--- TASK INPUTS Enclosed Below ---

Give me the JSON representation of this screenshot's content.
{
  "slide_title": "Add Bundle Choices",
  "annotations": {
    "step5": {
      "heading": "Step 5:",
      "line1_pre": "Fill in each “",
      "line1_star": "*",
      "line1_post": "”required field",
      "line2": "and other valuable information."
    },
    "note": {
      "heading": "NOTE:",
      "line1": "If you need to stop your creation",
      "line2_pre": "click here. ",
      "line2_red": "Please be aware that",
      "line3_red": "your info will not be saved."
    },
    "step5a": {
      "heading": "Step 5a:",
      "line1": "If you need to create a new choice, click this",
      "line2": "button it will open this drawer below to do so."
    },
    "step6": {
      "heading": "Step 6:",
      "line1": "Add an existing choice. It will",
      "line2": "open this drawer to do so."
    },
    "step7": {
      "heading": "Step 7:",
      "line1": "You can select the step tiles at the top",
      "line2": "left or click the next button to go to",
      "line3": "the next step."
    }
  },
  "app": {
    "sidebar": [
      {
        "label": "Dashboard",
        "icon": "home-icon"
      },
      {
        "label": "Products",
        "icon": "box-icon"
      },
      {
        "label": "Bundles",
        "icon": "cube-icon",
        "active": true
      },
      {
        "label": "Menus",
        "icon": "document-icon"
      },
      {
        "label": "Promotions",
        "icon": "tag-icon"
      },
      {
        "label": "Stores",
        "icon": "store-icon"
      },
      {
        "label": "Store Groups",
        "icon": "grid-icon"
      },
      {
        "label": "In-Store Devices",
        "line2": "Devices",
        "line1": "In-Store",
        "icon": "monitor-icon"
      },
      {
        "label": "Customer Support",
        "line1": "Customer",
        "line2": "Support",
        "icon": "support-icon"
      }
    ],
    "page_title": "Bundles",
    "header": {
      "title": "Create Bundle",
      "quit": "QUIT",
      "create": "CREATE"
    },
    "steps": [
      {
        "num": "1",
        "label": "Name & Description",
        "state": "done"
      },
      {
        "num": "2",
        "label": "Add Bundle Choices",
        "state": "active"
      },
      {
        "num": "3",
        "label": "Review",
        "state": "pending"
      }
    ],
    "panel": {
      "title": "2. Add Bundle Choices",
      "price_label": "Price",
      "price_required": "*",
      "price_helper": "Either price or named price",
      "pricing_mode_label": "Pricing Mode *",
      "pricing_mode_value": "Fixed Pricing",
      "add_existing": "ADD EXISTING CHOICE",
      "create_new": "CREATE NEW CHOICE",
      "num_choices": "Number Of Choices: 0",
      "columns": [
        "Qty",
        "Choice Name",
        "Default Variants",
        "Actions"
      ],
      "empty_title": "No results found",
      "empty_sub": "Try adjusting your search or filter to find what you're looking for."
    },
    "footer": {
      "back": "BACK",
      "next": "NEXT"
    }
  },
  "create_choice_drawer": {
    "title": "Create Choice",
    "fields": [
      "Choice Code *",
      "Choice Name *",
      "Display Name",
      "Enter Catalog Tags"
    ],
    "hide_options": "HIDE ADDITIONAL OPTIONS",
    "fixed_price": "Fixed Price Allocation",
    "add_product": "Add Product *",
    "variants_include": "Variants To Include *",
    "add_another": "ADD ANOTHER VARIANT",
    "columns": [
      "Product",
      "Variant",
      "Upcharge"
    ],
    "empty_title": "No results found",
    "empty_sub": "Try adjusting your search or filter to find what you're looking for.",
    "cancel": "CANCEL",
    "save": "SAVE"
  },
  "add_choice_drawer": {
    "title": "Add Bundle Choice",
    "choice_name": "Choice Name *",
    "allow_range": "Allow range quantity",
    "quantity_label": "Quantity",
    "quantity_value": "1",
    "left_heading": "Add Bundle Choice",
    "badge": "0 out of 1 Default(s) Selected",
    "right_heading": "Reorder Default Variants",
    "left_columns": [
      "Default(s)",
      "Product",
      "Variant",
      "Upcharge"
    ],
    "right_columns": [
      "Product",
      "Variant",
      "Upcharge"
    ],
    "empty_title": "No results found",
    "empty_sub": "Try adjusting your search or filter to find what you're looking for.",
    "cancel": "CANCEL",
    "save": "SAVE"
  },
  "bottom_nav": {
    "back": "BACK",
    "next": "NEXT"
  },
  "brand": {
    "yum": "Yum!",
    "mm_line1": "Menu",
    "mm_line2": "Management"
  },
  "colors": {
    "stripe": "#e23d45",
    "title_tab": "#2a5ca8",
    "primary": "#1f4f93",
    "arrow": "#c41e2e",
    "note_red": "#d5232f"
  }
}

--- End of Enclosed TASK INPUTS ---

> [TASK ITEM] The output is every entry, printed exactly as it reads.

> [THE COMPLETED TASK]
Give me the JSON representation of this screenshot's content.
{
  "slide_title": "Add Bundle Choices",
  "annotations": {
    "step5": {
      "heading": "Step 5:",
      "line1_pre": "Fill in each “",
      "line1_star": "*",
      "line1_post": "”required field",
      "line2": "and other valuable information."
    },
    "note": {
      "heading": "NOTE:",
      "line1": "If you need to stop your creation",
      "line2_pre": "click here. ",
      "line2_red": "Please be aware that",
      "line3_red": "your info will not be saved."
    },
    "step5a": {
      "heading": "Step 5a:",
      "line1": "If you need to create a new choice, click this",
      "line2": "button it will open this drawer below to do so."
    },
    "step6": {
      "heading": "Step 6:",
      "line1": "Add an existing choice. It will",
      "line2": "open this drawer to do so."
    },
    "step7": {
      "heading": "Step 7:",
      "line1": "You can select the step tiles at the top",
      "line2": "left or click the next button to go to",
      "line3": "the next step."
    }
  },
  "app": {
    "sidebar": [
      {
        "label": "Dashboard",
        "icon": "home-icon"
      },
      {
        "label": "Products",
        "icon": "box-icon"
      },
      {
        "label": "Bundles",
        "icon": "cube-icon",
        "active": true
      },
      {
        "label": "Menus",
        "icon": "document-icon"
      },
      {
        "label": "Promotions",
        "icon": "tag-icon"
      },
      {
        "label": "Stores",
        "icon": "store-icon"
      },
      {
        "label": "Store Groups",
        "icon": "grid-icon"
      },
      {
        "label": "In-Store Devices",
        "line2": "Devices",
        "line1": "In-Store",
        "icon": "monitor-icon"
      },
      {
        "label": "Customer Support",
        "line1": "Customer",
        "line2": "Support",
        "icon": "support-icon"
      }
    ],
    "page_title": "Bundles",
    "header": {
      "title": "Create Bundle",
      "quit": "QUIT",
      "create": "CREATE"
    },
    "steps": [
      {
        "num": "1",
        "label": "Name & Description",
        "state": "done"
      },
      {
        "num": "2",
        "label": "Add Bundle Choices",
        "state": "active"
      },
      {
        "num": "3",
        "label": "Review",
        "state": "pending"
      }
    ],
    "panel": {
      "title": "2. Add Bundle Choices",
      "price_label": "Price",
      "price_required": "*",
      "price_helper": "Either price or named price",
      "pricing_mode_label": "Pricing Mode *",
      "pricing_mode_value": "Fixed Pricing",
      "add_existing": "ADD EXISTING CHOICE",
      "create_new": "CREATE NEW CHOICE",
      "num_choices": "Number Of Choices: 0",
      "columns": [
        "Qty",
        "Choice Name",
        "Default Variants",
        "Actions"
      ],
      "empty_title": "No results found",
      "empty_sub": "Try adjusting your search or filter to find what you're looking for."
    },
    "footer": {
      "back": "BACK",
      "next": "NEXT"
    }
  },
  "create_choice_drawer": {
    "title": "Create Choice",
    "fields": [
      "Choice Code *",
      "Choice Name *",
      "Display Name",
      "Enter Catalog Tags"
    ],
    "hide_options": "HIDE ADDITIONAL OPTIONS",
    "fixed_price": "Fixed Price Allocation",
    "add_product": "Add Product *",
    "variants_include": "Variants To Include *",
    "add_another": "ADD ANOTHER VARIANT",
    "columns": [
      "Product",
      "Variant",
      "Upcharge"
    ],
    "empty_title": "No results found",
    "empty_sub": "Try adjusting your search or filter to find what you're looking for.",
    "cancel": "CANCEL",
    "save": "SAVE"
  },
  "add_choice_drawer": {
    "title": "Add Bundle Choice",
    "choice_name": "Choice Name *",
    "allow_range": "Allow range quantity",
    "quantity_label": "Quantity",
    "quantity_value": "1",
    "left_heading": "Add Bundle Choice",
    "badge": "0 out of 1 Default(s) Selected",
    "right_heading": "Reorder Default Variants",
    "left_columns": [
      "Default(s)",
      "Product",
      "Variant",
      "Upcharge"
    ],
    "right_columns": [
      "Product",
      "Variant",
      "Upcharge"
    ],
    "empty_title": "No results found",
    "empty_sub": "Try adjusting your search or filter to find what you're looking for.",
    "cancel": "CANCEL",
    "save": "SAVE"
  },
  "bottom_nav": {
    "back": "BACK",
    "next": "NEXT"
  },
  "brand": {
    "yum": "Yum!",
    "mm_line1": "Menu",
    "mm_line2": "Management"
  },
  "colors": {
    "stripe": "#e23d45",
    "title_tab": "#2a5ca8",
    "primary": "#1f4f93",
    "arrow": "#c41e2e",
    "note_red": "#d5232f"
  }
}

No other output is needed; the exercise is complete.